A householder who does not struggle to get wealth is immoral. If he is lazy and content to lead an idle life, he is immoral, because upon him depend hundreds. If he gets riches, hundreds of others will be thereby supported.
If there were not in this city hundreds who had striven to become rich, and who had acquired wealth, where would all this civilization, and these alms-houses and great houses be?Going after wealth in such a case is not bad, because that wealth is for distribution. The householder is the centre of life and society. It is a worship for him to acquire and spend wealth nobly, for the householder who struggles to become rich by good means and for good purposes is doing practically the same thing for the attainment of salvation as the anchorite does in his cell when he is praying; for in them we see only the different aspects of the same virtue of self-surrender and self-sacrifice prompted by the feeling of devotion to God and to all that is His.
Kama is the term that I least enjoy trying to explain given the stereotypes that the term brings up. The term also brings to mind the often-misunderstood book, the Kama Sutra. It is a “classical text on human sexual mores and behavior,” according to Hinduism Today – not a manual on sex and sexual positions. The word kama means pleasure or desire, although like dharma, it has many other meanings as well. As my fellow Michigander and interfaith advocate, Fred Stella, says, “Kama requires us to learn to both give and receive pleasure… Many people lack in one of those areas & overcompensate the other.” A story from the Puranas, the Hindu epics with stories that are great teaching tools, has an important lesson about kama, featuring a demon named Bhandasura. Bhandasura gained a lot of power and killed desire in everyone, and the whole of creation just withered, illustrating that desire is necessary because from it come action and creation (and yes, the story has a happy ending – Bhandasura is vanquished and balance is restored by restoring desire to its proper place).
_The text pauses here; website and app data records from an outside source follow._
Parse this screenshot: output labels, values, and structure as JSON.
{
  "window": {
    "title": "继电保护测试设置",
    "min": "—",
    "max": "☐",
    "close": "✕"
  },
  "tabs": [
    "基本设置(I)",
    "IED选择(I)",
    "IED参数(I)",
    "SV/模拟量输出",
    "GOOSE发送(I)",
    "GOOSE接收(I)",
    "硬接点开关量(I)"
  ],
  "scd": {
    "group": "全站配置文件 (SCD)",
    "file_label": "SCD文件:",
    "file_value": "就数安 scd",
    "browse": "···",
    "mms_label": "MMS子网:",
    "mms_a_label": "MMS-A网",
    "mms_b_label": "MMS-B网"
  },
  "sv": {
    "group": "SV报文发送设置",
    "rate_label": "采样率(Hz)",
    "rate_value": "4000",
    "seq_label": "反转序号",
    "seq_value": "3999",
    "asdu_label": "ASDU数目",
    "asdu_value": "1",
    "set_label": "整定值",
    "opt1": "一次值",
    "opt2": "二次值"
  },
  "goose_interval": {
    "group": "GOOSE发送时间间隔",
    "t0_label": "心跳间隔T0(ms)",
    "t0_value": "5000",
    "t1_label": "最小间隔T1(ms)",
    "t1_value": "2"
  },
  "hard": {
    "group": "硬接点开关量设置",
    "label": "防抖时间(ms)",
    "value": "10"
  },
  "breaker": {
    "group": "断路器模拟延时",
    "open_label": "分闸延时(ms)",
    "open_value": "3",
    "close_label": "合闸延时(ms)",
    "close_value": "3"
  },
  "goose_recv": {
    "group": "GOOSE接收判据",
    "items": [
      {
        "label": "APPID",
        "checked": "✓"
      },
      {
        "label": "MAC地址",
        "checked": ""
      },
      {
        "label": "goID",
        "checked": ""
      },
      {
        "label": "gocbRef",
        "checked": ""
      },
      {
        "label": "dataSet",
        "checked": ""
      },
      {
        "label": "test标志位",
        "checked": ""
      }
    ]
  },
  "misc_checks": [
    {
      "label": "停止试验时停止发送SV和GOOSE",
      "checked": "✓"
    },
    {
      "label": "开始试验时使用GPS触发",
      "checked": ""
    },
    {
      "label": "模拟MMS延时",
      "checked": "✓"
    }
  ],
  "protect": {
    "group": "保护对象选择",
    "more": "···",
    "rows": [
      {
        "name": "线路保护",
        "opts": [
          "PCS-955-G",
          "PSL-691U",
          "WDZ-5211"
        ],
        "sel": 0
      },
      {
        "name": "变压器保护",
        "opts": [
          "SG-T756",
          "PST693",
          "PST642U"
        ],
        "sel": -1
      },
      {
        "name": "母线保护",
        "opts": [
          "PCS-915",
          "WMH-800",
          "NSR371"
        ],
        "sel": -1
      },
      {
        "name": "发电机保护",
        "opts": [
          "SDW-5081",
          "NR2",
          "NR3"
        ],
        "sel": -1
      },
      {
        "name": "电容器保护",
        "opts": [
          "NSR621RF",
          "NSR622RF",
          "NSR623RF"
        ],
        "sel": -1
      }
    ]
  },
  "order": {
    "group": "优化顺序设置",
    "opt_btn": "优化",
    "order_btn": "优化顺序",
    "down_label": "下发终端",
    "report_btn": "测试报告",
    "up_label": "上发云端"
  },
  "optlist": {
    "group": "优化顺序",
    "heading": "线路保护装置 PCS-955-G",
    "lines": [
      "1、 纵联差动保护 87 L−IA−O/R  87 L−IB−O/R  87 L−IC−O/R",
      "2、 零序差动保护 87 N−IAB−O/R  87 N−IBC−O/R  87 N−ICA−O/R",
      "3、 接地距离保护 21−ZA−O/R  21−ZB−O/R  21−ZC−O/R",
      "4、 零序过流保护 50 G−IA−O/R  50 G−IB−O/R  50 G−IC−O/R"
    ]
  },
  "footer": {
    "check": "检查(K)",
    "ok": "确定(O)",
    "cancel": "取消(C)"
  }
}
The fourth and final purushartha, Moksha, also has many meanings, and depending on the sampradaya or school of Hinduism one follows, there are a multitude of ways to achieve it. It represents a release or liberation, and is a concept shared by Buddhist, Jains and Hindus. From an Advaitic Hindu perspective, moksha is the end-goal of a human life – so that we are not stuck in the continuous cycle of birth and death. I discussed this fourth purushartha when considering what happens when we die, drawing from Tolkien, Rabindranath Tagore and Hindu sage Ramana Maharishi. Moksha is also not giving up one’s responsibilities to be closer to the Divine. It refers to when the jiva or human’s soul becomes one with Brahman, the All-Encompassing Soul.
These goals are not simply followed in the order they are strung together, or in the way that I have described them. There should be complementarity between these pursuits in one’s day-to-day life. While chatting about these four purushartha with my parents, my father, a retired English professor and writer, gave me advice to cherish. His three-dimensional poetic image for finding balance in pursuit of the purushartha? “Dharma lays the foundation, moksha is the ceiling, and artha and kama are what you do in your daily living while keeping the ground and ceiling in your sights.” My mom, of course, had the final word: “As long as you pursue artha and kama with dharma, moksha will come.” And that applies, no matter what the news of the day.